Assignment —
The listing below is to be given again in full and word for word, without its images.

···

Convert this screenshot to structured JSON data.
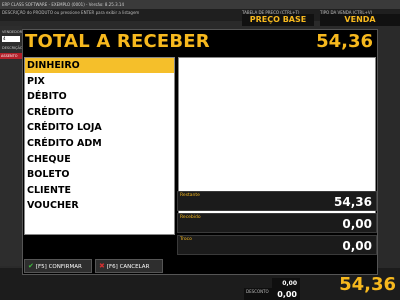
{
  "background": {
    "title_bar": "ERP CLASS SOFTWARE - EXEMPLO (0001) - Versão: 8.25.3.14",
    "sub_hint": "DESCRIÇÃO do PRODUTO ou pressione ENTER para exibir a listagem",
    "tabela_label": "TABELA DE PREÇO (CTRL+T)",
    "tipo_label": "TIPO DA VENDA (CTRL+V)",
    "preco_header": "PREÇO BASE",
    "venda_header": "VENDA",
    "vendedor_label": "VENDEDOR",
    "vendedor_value": "4",
    "descricao_label": "DESCRIÇÃO",
    "row_text": "ASSENTO",
    "bottom_total": "54,36",
    "bottom_value": "0,00",
    "desconto_label": "DESCONTO"
  },
  "modal": {
    "title": "TOTAL A RECEBER",
    "total": "54,36",
    "payment_methods": [
      "DINHEIRO",
      "PIX",
      "DÉBITO",
      "CRÉDITO",
      "CRÉDITO LOJA",
      "CRÉDITO ADM",
      "CHEQUE",
      "BOLETO",
      "CLIENTE",
      "VOUCHER"
    ],
    "selected_index": 0,
    "restante_label": "Restante",
    "restante_value": "54,36",
    "recebido_label": "Recebido",
    "recebido_value": "0,00",
    "troco_label": "Troco",
    "troco_value": "0,00",
    "confirm_label": "[F5] CONFIRMAR",
    "cancel_label": "[F6] CANCELAR",
    "colors": {
      "accent": "#f5bf2a",
      "background": "#000000"
    }
  }
}
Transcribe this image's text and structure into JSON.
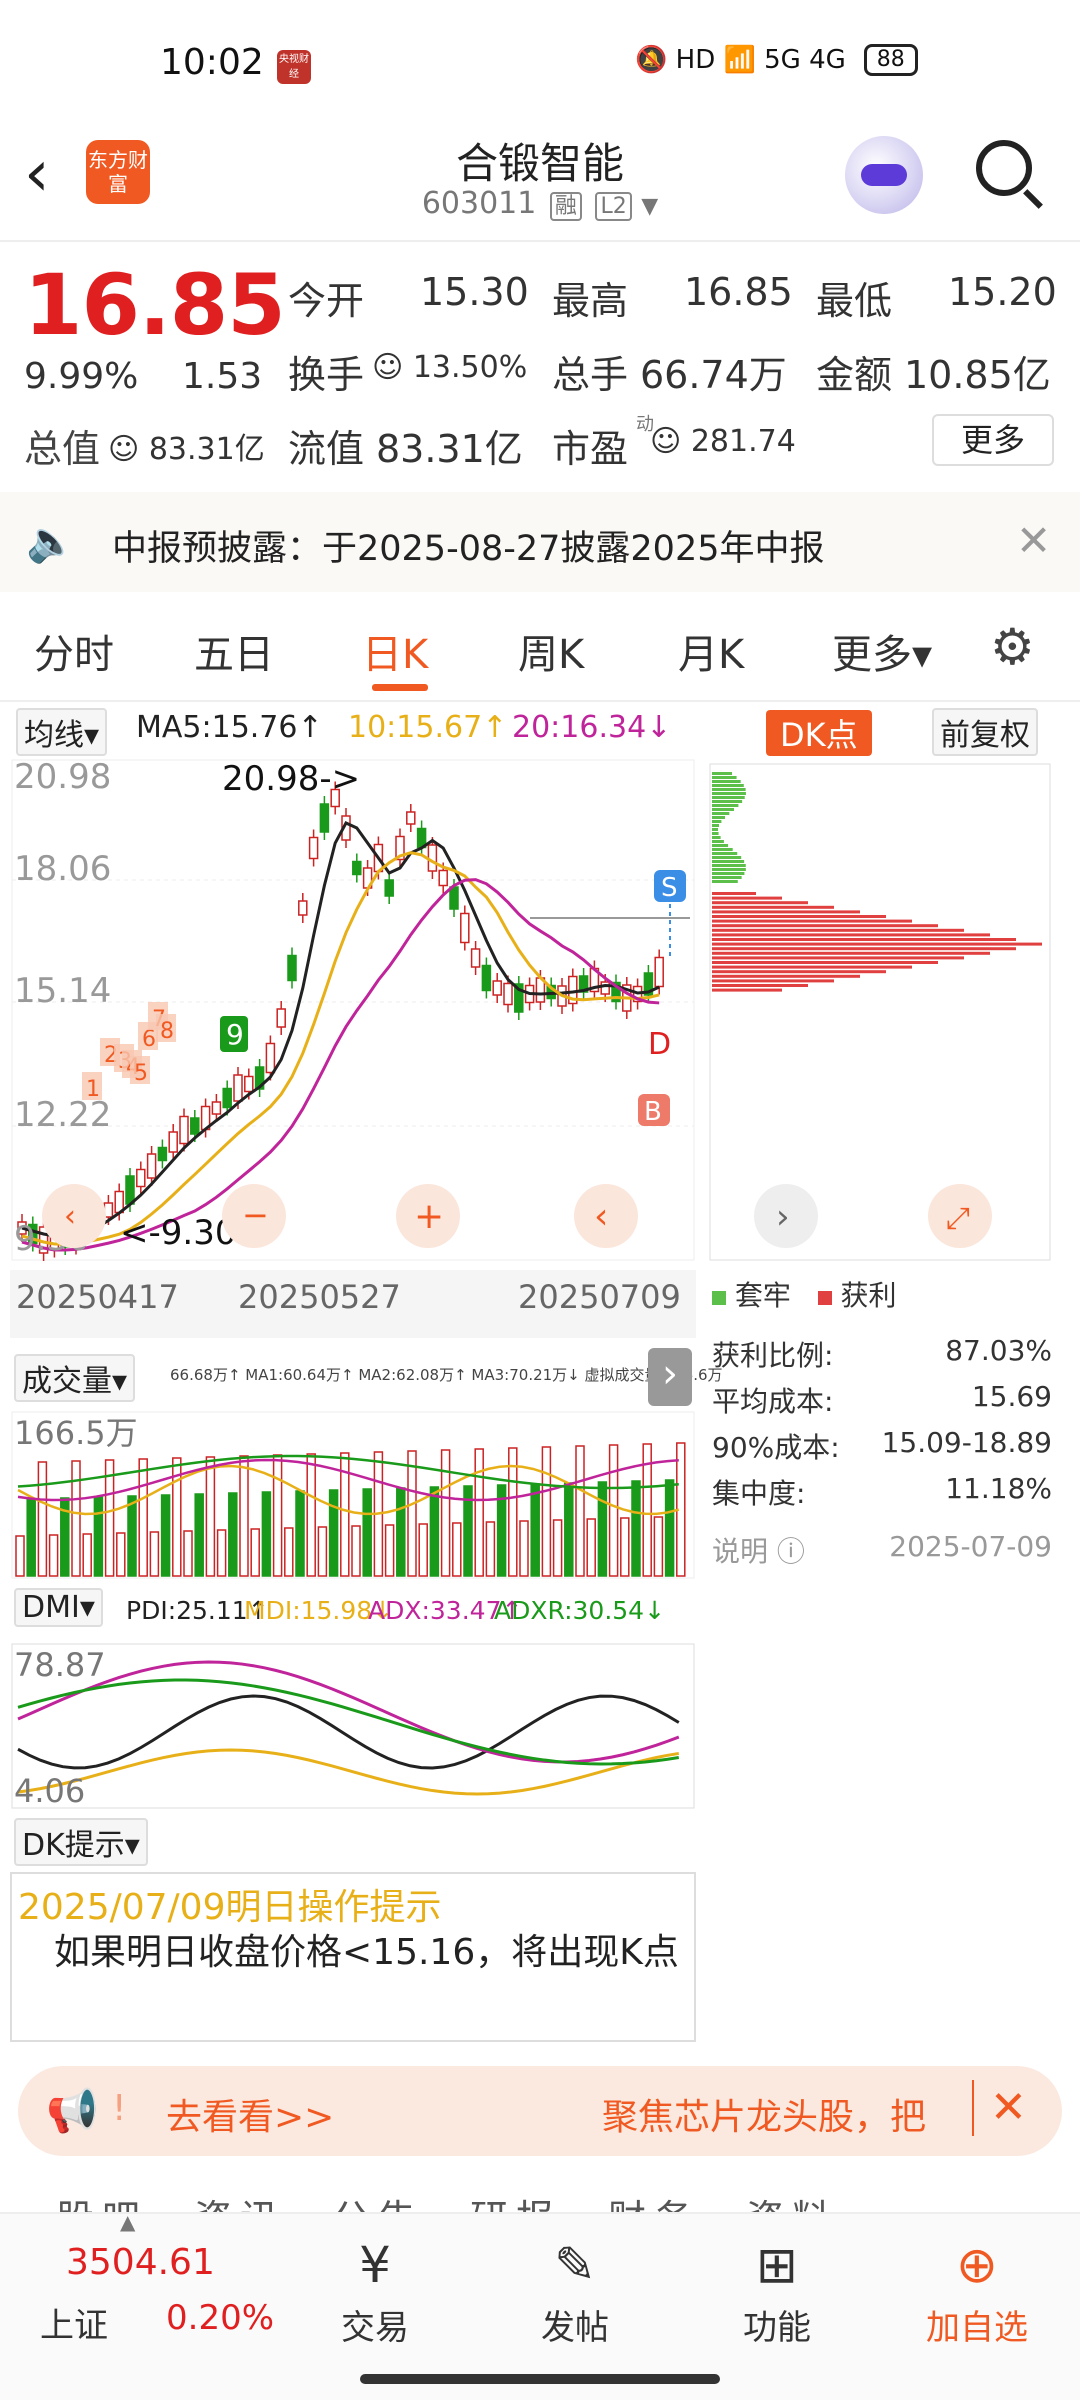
{
  "status_bar": {
    "time": "10:02",
    "news_badge": "央视财经",
    "icons": "🔕 HD 📶 5G 4G",
    "battery": "88"
  },
  "header": {
    "app_logo": "东方财富",
    "title": "合锻智能",
    "code": "603011",
    "tag_rong": "融",
    "tag_l2": "L2"
  },
  "quote": {
    "price": "16.85",
    "change_pct": "9.99%",
    "change": "1.53",
    "open_label": "今开",
    "open": "15.30",
    "high_label": "最高",
    "high": "16.85",
    "low_label": "最低",
    "low": "15.20",
    "turnover_label": "换手",
    "turnover": "13.50%",
    "volume_label": "总手",
    "volume": "66.74万",
    "amount_label": "金额",
    "amount": "10.85亿",
    "mktcap_label": "总值",
    "mktcap": "83.31亿",
    "float_label": "流值",
    "float": "83.31亿",
    "pe_label": "市盈",
    "pe_sup": "动",
    "pe": "281.74",
    "more_label": "更多"
  },
  "notice": {
    "text": "中报预披露：于2025-08-27披露2025年中报"
  },
  "tabs": [
    "分时",
    "五日",
    "日K",
    "周K",
    "月K",
    "更多▾"
  ],
  "active_tab": "日K",
  "ma_bar": {
    "selector": "均线▾",
    "ma5": "MA5:15.76↑",
    "ma10": "10:15.67↑",
    "ma20": "20:16.34↓",
    "dk_button": "DK点",
    "adjust": "前复权"
  },
  "kline": {
    "y_labels": [
      "20.98",
      "18.06",
      "15.14",
      "12.22",
      "9.30"
    ],
    "x_labels": [
      "20250417",
      "20250527",
      "20250709"
    ],
    "max_annotation": "20.98->",
    "min_annotation": "<-9.30",
    "markers": {
      "s": "S",
      "d": "D",
      "b": "B",
      "nine": "9",
      "seq": [
        "1",
        "2",
        "3",
        "4",
        "5",
        "6",
        "7",
        "8"
      ]
    }
  },
  "chip_panel": {
    "legend_trapped": "套牢",
    "legend_profit": "获利",
    "rows": [
      {
        "label": "获利比例:",
        "value": "87.03%"
      },
      {
        "label": "平均成本:",
        "value": "15.69"
      },
      {
        "label": "90%成本:",
        "value": "15.09-18.89"
      },
      {
        "label": "集中度:",
        "value": "11.18%"
      }
    ],
    "note_label": "说明",
    "date": "2025-07-09"
  },
  "volume": {
    "selector": "成交量▾",
    "info": "66.68万↑ MA1:60.64万↑ MA2:62.08万↑ MA3:70.21万↓ 虚拟成交量:106.6万",
    "y_label": "166.5万"
  },
  "dmi": {
    "selector": "DMI▾",
    "pdi": "PDI:25.11↑",
    "mdi": "MDI:15.98↓",
    "adx": "ADX:33.47↑",
    "adxr": "ADXR:30.54↓",
    "y_top": "78.87",
    "y_bottom": "4.06"
  },
  "dk_tip": {
    "selector": "DK提示▾",
    "title": "2025/07/09明日操作提示",
    "body": "　如果明日收盘价格<15.16，将出现K点"
  },
  "promo": {
    "left": "去看看>>",
    "right": "聚焦芯片龙头股，把"
  },
  "subtabs": "股吧　资讯　公告　研报　财务　资料",
  "bottom_nav": {
    "index_value": "3504.61",
    "index_name": "上证",
    "index_change": "0.20%",
    "items": [
      "交易",
      "发帖",
      "功能",
      "加自选"
    ]
  },
  "colors": {
    "up": "#e02020",
    "down": "#1a9a1a",
    "accent": "#f05a22",
    "ma10": "#e8b018",
    "ma20": "#c0249a"
  }
}
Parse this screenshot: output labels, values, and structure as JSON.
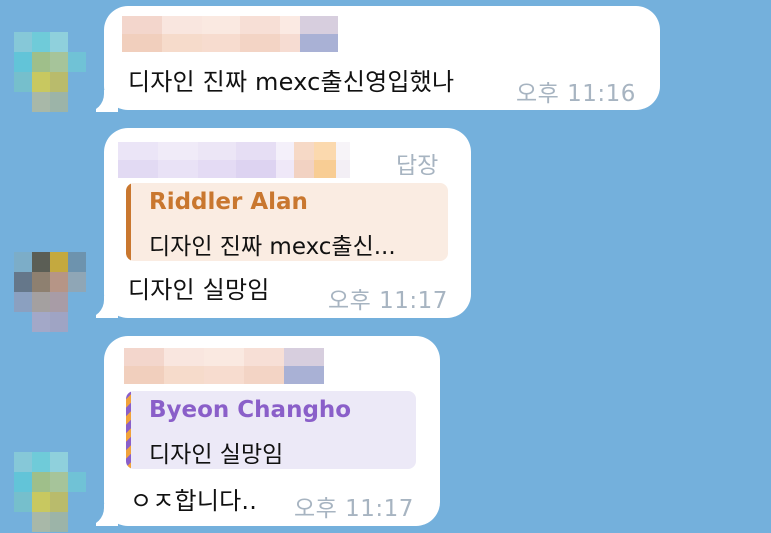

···

Task result —
Convert this screenshot to structured JSON data.
{
  "background": {
    "title_bar": "ERP CLASS SOFTWARE - EXEMPLO (0001) - Versão: 8.25.3.14",
    "sub_hint": "DESCRIÇÃO do PRODUTO ou pressione ENTER para exibir a listagem",
    "tabela_label": "TABELA DE PREÇO (CTRL+T)",
    "tipo_label": "TIPO DA VENDA (CTRL+V)",
    "preco_header": "PREÇO BASE",
    "venda_header": "VENDA",
    "vendedor_label": "VENDEDOR",
    "vendedor_value": "4",
    "descricao_label": "DESCRIÇÃO",
    "row_text": "ASSENTO",
    "bottom_total": "54,36",
    "bottom_value": "0,00",
    "desconto_label": "DESCONTO"
  },
  "modal": {
    "title": "TOTAL A RECEBER",
    "total": "54,36",
    "payment_methods": [
      "DINHEIRO",
      "PIX",
      "DÉBITO",
      "CRÉDITO",
      "CRÉDITO LOJA",
      "CRÉDITO ADM",
      "CHEQUE",
      "BOLETO",
      "CLIENTE",
      "VOUCHER"
    ],
    "selected_index": 0,
    "restante_label": "Restante",
    "restante_value": "54,36",
    "recebido_label": "Recebido",
    "recebido_value": "0,00",
    "troco_label": "Troco",
    "troco_value": "0,00",
    "confirm_label": "[F5] CONFIRMAR",
    "cancel_label": "[F6] CANCELAR",
    "colors": {
      "accent": "#f5bf2a",
      "background": "#000000"
    }
  }
}
Transcribe this image's text and structure into JSON.
{
  "status_bar": {
    "time": "10:02",
    "news_badge": "央视财经",
    "icons": "🔕 HD 📶 5G 4G",
    "battery": "88"
  },
  "header": {
    "app_logo": "东方财富",
    "title": "合锻智能",
    "code": "603011",
    "tag_rong": "融",
    "tag_l2": "L2"
  },
  "quote": {
    "price": "16.85",
    "change_pct": "9.99%",
    "change": "1.53",
    "open_label": "今开",
    "open": "15.30",
    "high_label": "最高",
    "high": "16.85",
    "low_label": "最低",
    "low": "15.20",
    "turnover_label": "换手",
    "turnover": "13.50%",
    "volume_label": "总手",
    "volume": "66.74万",
    "amount_label": "金额",
    "amount": "10.85亿",
    "mktcap_label": "总值",
    "mktcap": "83.31亿",
    "float_label": "流值",
    "float": "83.31亿",
    "pe_label": "市盈",
    "pe_sup": "动",
    "pe": "281.74",
    "more_label": "更多"
  },
  "notice": {
    "text": "中报预披露：于2025-08-27披露2025年中报"
  },
  "tabs": [
    "分时",
    "五日",
    "日K",
    "周K",
    "月K",
    "更多▾"
  ],
  "active_tab": "日K",
  "ma_bar": {
    "selector": "均线▾",
    "ma5": "MA5:15.76↑",
    "ma10": "10:15.67↑",
    "ma20": "20:16.34↓",
    "dk_button": "DK点",
    "adjust": "前复权"
  },
  "kline": {
    "y_labels": [
      "20.98",
      "18.06",
      "15.14",
      "12.22",
      "9.30"
    ],
    "x_labels": [
      "20250417",
      "20250527",
      "20250709"
    ],
    "max_annotation": "20.98->",
    "min_annotation": "<-9.30",
    "markers": {
      "s": "S",
      "d": "D",
      "b": "B",
      "nine": "9",
      "seq": [
        "1",
        "2",
        "3",
        "4",
        "5",
        "6",
        "7",
        "8"
      ]
    }
  },
  "chip_panel": {
    "legend_trapped": "套牢",
    "legend_profit": "获利",
    "rows": [
      {
        "label": "获利比例:",
        "value": "87.03%"
      },
      {
        "label": "平均成本:",
        "value": "15.69"
      },
      {
        "label": "90%成本:",
        "value": "15.09-18.89"
      },
      {
        "label": "集中度:",
        "value": "11.18%"
      }
    ],
    "note_label": "说明",
    "date": "2025-07-09"
  },
  "volume": {
    "selector": "成交量▾",
    "info": "66.68万↑ MA1:60.64万↑ MA2:62.08万↑ MA3:70.21万↓ 虚拟成交量:106.6万",
    "y_label": "166.5万"
  },
  "dmi": {
    "selector": "DMI▾",
    "pdi": "PDI:25.11↑",
    "mdi": "MDI:15.98↓",
    "adx": "ADX:33.47↑",
    "adxr": "ADXR:30.54↓",
    "y_top": "78.87",
    "y_bottom": "4.06"
  },
  "dk_tip": {
    "selector": "DK提示▾",
    "title": "2025/07/09明日操作提示",
    "body": "　如果明日收盘价格<15.16，将出现K点"
  },
  "promo": {
    "left": "去看看>>",
    "right": "聚焦芯片龙头股，把"
  },
  "subtabs": "股吧　资讯　公告　研报　财务　资料",
  "bottom_nav": {
    "index_value": "3504.61",
    "index_name": "上证",
    "index_change": "0.20%",
    "items": [
      "交易",
      "发帖",
      "功能",
      "加自选"
    ]
  },
  "colors": {
    "up": "#e02020",
    "down": "#1a9a1a",
    "accent": "#f05a22",
    "ma10": "#e8b018",
    "ma20": "#c0249a"
  }
}
Parse this screenshot: output labels, values, and structure as JSON.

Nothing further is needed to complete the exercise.